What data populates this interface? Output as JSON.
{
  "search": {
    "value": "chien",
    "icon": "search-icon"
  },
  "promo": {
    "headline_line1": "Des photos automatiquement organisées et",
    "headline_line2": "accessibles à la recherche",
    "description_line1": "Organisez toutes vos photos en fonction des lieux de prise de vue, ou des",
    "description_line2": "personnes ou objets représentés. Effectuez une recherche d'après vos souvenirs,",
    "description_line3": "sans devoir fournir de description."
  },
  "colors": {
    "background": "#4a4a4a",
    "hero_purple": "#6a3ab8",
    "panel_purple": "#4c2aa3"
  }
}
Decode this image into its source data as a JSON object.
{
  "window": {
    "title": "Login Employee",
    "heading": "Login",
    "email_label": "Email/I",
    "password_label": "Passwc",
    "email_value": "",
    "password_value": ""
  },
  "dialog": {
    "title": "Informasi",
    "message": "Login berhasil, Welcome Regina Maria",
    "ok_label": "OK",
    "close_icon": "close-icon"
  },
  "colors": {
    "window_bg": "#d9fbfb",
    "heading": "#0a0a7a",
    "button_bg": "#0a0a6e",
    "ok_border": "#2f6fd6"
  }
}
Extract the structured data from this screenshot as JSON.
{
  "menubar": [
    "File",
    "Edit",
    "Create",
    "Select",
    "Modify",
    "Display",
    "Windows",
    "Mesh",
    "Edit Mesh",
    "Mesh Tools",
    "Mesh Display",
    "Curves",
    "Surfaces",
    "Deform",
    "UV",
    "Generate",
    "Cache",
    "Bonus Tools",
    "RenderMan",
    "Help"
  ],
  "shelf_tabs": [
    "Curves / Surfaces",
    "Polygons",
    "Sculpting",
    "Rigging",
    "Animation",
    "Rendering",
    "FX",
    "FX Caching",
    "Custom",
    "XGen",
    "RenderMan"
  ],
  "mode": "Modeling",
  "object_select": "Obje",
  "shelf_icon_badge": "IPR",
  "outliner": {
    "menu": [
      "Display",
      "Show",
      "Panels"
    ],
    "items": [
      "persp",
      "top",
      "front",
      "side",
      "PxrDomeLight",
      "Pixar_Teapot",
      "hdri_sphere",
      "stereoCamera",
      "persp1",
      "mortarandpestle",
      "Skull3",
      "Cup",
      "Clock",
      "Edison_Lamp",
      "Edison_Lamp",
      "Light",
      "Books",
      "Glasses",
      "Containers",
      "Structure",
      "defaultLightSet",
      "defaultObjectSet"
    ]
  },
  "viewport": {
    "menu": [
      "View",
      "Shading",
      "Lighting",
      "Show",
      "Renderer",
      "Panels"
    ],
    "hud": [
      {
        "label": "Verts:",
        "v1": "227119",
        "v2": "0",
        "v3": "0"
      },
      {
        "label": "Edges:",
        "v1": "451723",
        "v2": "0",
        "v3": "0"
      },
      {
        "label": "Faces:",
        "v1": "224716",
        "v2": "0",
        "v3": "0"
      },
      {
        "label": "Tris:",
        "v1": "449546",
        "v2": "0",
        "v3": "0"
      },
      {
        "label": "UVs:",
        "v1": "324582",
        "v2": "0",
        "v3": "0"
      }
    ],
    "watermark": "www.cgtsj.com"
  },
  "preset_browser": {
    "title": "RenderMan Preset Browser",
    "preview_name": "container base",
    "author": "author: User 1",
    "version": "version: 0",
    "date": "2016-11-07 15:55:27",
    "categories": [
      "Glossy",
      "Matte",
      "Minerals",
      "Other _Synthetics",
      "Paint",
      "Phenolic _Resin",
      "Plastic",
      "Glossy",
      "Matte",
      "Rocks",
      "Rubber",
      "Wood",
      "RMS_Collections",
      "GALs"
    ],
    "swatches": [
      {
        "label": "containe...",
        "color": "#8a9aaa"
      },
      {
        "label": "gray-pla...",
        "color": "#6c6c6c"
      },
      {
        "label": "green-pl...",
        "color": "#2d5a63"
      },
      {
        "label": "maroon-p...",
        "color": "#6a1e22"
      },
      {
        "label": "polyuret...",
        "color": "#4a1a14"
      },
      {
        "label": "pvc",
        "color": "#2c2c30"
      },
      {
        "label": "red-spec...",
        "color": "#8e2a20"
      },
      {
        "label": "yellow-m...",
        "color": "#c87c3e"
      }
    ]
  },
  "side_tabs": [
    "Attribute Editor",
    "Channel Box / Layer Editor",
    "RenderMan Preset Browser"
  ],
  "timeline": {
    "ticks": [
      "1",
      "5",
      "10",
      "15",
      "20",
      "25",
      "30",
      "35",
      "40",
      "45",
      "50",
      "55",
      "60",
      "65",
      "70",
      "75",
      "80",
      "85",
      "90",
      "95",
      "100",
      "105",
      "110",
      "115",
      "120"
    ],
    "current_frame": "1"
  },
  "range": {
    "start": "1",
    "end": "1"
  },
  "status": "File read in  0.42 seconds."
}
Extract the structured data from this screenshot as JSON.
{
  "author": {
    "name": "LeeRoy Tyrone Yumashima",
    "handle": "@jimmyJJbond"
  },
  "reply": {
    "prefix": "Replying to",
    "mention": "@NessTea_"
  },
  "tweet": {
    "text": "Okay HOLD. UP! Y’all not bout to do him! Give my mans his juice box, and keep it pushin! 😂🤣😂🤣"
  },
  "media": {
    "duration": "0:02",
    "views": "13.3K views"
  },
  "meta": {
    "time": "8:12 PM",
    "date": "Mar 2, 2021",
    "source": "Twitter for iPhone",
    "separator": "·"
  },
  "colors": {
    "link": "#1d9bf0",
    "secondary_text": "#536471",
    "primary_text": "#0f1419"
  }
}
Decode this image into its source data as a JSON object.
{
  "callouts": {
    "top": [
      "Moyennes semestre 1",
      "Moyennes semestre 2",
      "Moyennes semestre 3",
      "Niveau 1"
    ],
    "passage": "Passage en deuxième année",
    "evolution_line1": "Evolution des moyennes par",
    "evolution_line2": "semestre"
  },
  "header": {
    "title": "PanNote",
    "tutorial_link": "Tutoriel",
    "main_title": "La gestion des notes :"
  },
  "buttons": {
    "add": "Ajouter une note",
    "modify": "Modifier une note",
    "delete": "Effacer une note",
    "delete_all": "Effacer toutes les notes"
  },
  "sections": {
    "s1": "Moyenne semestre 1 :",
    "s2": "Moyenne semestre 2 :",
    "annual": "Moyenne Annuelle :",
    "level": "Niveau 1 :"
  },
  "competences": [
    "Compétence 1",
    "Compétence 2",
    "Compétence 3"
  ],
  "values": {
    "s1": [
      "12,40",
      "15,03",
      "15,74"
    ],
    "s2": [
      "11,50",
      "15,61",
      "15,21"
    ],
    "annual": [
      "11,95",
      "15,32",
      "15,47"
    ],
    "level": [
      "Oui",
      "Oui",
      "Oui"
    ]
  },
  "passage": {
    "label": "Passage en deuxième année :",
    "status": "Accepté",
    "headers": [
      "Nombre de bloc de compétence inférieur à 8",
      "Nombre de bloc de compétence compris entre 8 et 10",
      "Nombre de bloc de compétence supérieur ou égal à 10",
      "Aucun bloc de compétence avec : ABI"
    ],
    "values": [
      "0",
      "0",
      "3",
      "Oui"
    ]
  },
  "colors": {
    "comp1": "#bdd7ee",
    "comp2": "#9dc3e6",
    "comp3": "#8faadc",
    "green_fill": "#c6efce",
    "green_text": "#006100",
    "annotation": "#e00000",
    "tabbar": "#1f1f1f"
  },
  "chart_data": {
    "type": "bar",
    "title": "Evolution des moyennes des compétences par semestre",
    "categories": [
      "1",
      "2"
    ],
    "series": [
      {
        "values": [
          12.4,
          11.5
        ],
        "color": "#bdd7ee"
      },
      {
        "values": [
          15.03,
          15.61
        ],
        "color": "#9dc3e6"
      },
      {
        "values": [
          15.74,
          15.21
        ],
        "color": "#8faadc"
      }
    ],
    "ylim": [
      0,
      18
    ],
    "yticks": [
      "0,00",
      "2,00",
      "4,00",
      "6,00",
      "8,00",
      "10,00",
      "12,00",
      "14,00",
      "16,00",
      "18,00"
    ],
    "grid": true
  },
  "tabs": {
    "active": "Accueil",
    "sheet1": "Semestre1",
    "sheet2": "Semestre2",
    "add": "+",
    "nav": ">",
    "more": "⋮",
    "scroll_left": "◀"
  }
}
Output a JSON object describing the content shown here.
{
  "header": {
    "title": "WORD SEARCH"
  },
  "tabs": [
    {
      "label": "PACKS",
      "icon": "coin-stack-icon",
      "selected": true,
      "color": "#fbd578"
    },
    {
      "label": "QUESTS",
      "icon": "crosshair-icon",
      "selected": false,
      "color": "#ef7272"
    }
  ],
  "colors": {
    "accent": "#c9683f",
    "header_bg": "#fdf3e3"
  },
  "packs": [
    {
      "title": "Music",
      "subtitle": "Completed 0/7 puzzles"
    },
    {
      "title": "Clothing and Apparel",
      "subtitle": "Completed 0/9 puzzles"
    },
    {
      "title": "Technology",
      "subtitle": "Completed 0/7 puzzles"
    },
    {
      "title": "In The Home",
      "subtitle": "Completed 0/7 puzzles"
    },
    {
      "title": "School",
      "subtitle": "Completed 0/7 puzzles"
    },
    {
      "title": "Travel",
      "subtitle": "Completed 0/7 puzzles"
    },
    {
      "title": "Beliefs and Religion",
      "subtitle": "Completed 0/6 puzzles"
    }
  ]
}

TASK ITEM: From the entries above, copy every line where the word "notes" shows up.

COMPLETED TASK:
    "main_title": "La gestion des notes :"
    "delete_all": "Effacer toutes les notes"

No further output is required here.